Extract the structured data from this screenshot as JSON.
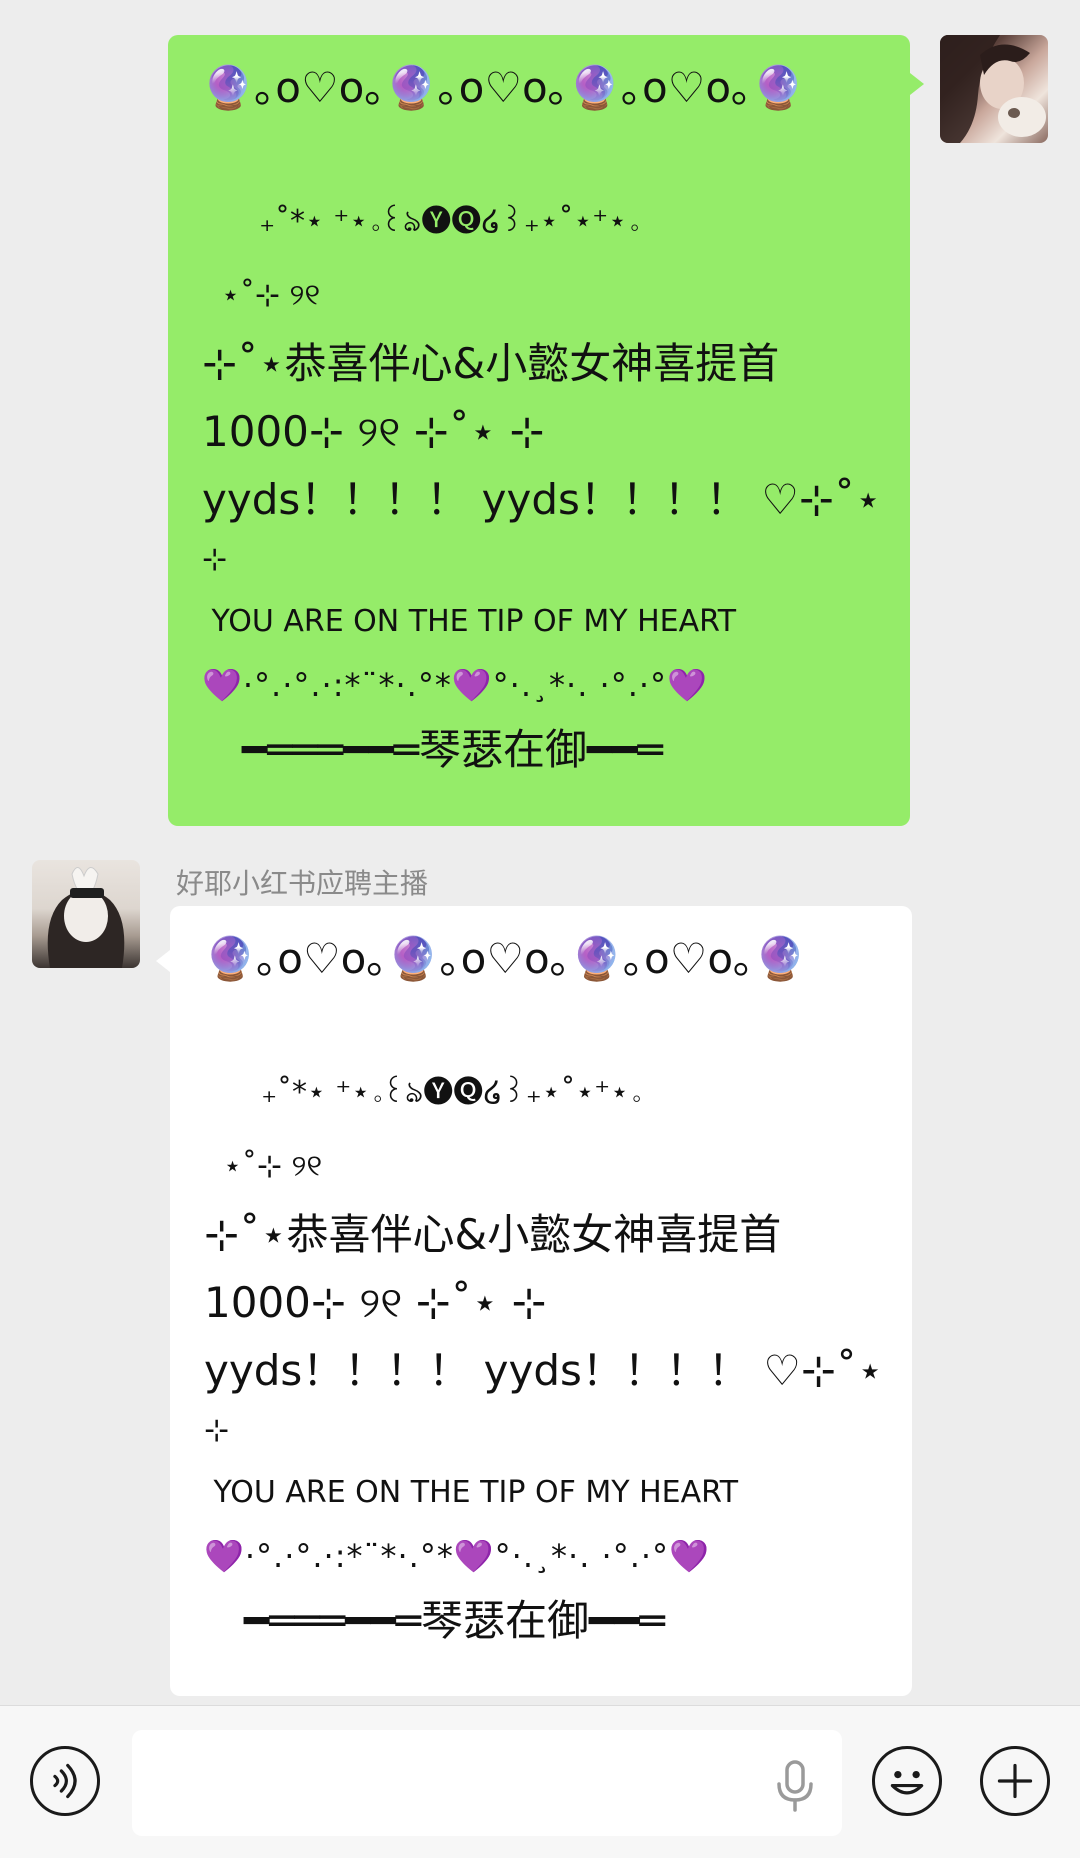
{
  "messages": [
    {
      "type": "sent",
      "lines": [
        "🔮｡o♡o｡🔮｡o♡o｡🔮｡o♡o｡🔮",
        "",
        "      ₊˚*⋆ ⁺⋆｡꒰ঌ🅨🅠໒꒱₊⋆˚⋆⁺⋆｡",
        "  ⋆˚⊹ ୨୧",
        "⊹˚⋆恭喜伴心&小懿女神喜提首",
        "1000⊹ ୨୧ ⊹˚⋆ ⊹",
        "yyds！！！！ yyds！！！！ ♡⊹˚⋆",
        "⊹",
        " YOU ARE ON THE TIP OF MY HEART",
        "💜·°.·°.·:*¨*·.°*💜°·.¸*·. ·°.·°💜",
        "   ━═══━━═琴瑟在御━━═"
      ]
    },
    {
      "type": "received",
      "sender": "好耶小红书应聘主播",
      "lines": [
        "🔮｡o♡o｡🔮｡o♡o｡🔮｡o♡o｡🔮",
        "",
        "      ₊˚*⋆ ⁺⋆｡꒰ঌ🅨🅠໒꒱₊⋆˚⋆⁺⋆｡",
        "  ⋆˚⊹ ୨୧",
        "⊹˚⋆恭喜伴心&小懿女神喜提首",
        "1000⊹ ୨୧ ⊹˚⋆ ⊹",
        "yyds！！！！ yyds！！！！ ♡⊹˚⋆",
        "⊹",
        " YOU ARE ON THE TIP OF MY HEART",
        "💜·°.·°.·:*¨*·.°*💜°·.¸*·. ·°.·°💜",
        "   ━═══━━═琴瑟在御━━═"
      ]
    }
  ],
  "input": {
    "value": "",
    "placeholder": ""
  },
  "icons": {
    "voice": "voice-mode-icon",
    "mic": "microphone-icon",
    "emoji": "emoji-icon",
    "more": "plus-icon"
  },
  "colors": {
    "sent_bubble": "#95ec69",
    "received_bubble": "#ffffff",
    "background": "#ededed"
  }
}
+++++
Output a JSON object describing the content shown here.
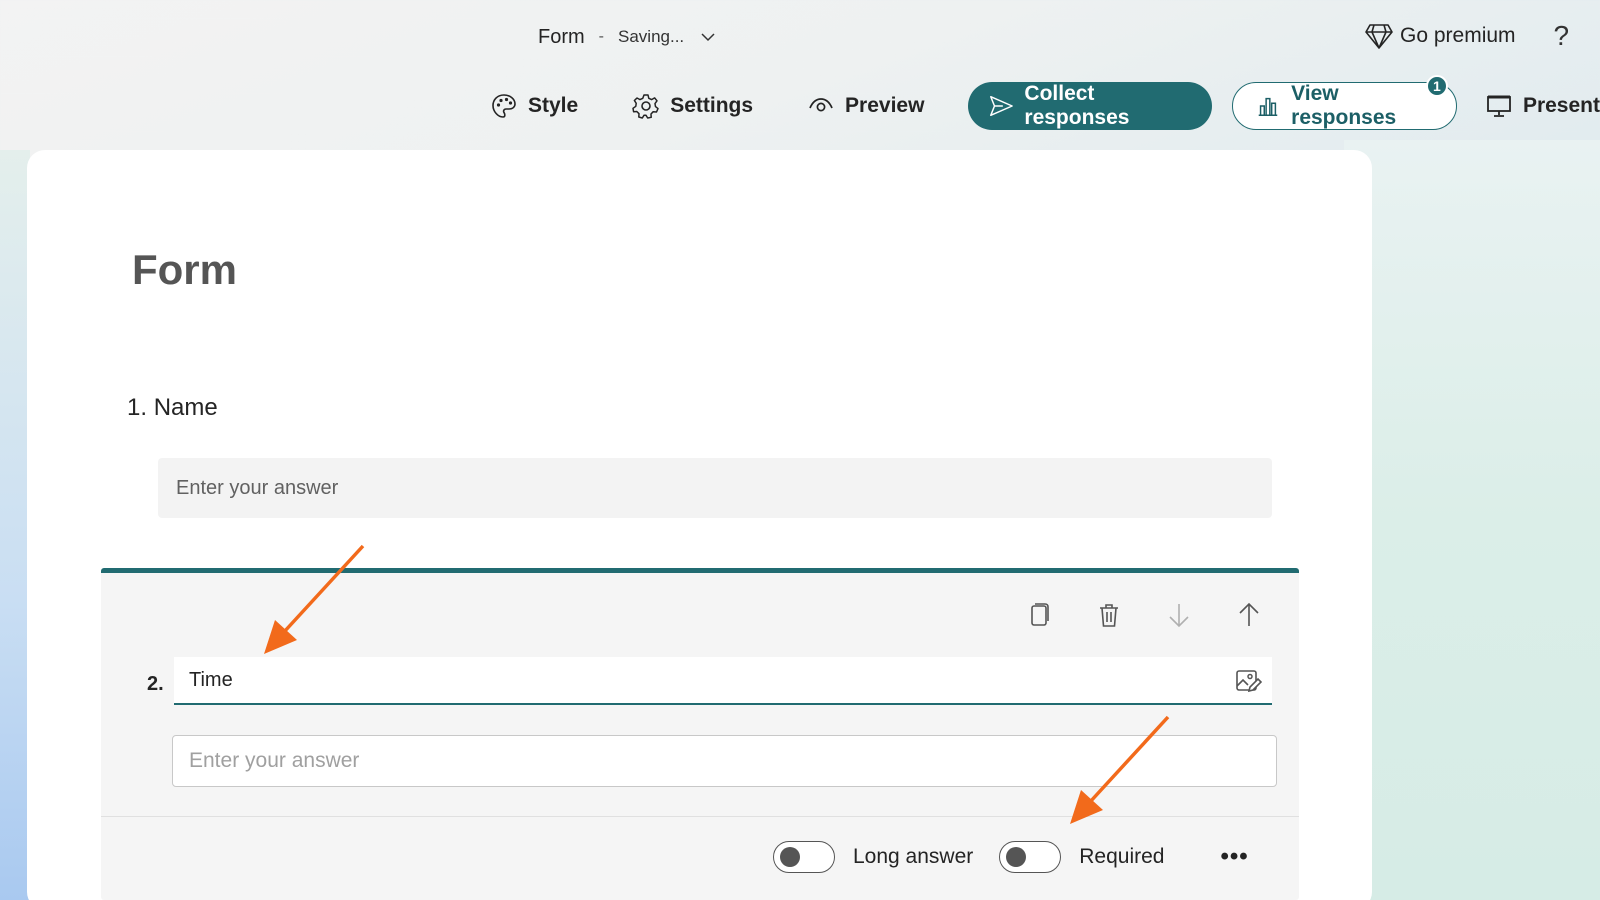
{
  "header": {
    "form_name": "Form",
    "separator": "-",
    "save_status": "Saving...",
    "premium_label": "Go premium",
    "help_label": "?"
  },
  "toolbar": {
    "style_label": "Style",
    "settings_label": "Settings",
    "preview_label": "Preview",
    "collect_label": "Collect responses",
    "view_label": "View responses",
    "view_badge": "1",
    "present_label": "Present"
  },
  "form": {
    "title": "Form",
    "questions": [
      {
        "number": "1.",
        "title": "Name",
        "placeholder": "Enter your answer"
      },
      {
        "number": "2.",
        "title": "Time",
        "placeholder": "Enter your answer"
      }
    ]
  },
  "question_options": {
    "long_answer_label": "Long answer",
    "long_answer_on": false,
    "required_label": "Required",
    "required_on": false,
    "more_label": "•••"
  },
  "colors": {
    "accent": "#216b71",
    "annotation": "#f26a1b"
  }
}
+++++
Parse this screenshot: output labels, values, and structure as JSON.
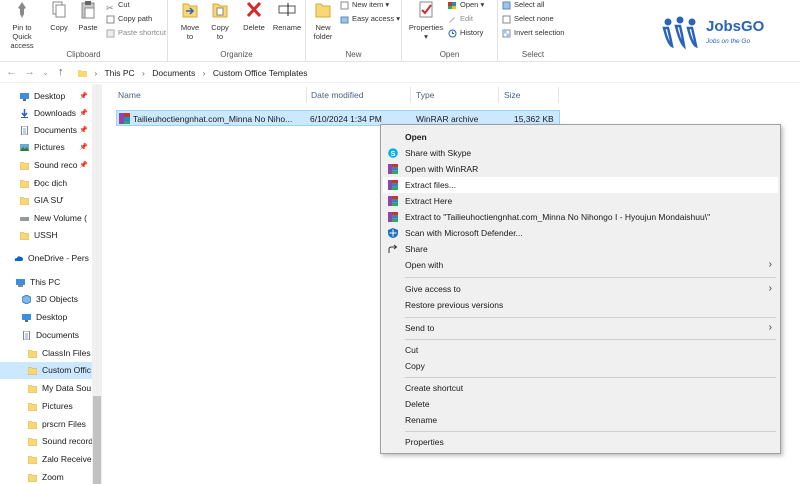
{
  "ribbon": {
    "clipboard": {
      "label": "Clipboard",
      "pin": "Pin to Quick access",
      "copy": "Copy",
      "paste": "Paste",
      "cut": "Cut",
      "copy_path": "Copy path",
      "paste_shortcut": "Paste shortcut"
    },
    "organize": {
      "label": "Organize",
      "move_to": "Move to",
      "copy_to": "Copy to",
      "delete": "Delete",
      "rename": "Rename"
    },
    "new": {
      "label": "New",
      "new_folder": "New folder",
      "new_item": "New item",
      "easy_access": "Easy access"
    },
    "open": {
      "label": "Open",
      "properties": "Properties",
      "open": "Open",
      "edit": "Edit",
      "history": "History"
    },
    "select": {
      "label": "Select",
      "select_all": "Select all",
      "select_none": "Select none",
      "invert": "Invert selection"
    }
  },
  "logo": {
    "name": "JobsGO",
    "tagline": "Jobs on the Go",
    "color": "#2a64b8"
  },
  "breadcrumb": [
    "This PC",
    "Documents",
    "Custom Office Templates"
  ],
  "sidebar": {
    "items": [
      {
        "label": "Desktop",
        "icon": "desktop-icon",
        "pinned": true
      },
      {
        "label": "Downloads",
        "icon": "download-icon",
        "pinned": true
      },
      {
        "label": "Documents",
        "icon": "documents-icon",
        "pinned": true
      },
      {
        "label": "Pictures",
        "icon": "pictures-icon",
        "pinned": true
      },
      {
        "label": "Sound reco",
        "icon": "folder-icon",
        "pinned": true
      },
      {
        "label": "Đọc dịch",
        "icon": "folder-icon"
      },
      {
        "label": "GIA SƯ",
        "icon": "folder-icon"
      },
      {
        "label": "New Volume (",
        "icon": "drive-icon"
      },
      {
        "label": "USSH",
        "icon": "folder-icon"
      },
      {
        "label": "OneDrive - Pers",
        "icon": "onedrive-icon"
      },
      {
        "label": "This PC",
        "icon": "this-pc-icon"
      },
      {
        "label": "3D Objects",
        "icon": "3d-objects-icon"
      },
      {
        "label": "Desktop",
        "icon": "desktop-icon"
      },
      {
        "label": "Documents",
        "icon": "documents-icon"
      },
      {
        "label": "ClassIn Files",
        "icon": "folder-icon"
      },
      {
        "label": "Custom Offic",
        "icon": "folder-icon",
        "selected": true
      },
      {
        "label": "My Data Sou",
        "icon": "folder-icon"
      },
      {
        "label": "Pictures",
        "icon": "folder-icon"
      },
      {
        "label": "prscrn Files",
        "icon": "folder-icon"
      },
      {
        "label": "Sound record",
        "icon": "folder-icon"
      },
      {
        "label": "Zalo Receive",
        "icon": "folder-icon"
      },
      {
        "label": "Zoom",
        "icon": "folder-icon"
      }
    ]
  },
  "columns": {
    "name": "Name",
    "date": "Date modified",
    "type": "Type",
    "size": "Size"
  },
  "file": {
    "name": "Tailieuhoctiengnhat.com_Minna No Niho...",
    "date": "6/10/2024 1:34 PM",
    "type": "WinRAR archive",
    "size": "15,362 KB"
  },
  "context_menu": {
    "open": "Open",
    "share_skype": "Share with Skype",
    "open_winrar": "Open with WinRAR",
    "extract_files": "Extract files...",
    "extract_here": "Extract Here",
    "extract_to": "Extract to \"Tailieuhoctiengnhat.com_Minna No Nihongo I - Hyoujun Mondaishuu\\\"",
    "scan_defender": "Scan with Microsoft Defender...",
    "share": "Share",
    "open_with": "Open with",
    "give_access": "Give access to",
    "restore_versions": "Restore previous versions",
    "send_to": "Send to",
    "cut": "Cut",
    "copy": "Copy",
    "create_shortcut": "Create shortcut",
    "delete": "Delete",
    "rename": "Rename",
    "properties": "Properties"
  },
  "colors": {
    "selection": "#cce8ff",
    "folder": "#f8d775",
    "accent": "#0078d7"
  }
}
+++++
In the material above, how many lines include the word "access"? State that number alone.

3